* **Exercise brief**:
Each line holding the string "Surprise" is to be copied from the data.

Extracted data entries
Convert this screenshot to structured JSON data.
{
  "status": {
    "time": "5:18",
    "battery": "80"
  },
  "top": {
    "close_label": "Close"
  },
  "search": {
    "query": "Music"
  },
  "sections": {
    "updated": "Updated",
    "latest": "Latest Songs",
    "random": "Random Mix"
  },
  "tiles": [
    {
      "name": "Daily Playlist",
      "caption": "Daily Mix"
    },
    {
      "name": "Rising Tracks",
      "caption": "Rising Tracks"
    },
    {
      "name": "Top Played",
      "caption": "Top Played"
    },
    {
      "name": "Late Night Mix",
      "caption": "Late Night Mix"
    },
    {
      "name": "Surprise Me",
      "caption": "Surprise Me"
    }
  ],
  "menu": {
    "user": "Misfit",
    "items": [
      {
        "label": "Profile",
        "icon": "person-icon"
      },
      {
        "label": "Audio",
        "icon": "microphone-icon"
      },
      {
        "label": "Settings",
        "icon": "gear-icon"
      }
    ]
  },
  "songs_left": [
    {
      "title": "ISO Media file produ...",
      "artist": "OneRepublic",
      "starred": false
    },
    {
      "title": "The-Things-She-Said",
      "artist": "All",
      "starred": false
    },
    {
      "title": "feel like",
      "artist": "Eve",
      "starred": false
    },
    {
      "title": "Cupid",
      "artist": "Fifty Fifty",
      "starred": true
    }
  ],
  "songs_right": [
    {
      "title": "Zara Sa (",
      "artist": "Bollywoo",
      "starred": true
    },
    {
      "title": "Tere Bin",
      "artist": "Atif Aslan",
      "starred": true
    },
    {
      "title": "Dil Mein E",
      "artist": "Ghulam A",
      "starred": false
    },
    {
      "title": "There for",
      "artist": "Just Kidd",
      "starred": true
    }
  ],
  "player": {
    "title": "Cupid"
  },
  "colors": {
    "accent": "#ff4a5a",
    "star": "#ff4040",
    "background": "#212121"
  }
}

* **Reply**:
      "name": "Surprise Me",
      "caption": "Surprise Me"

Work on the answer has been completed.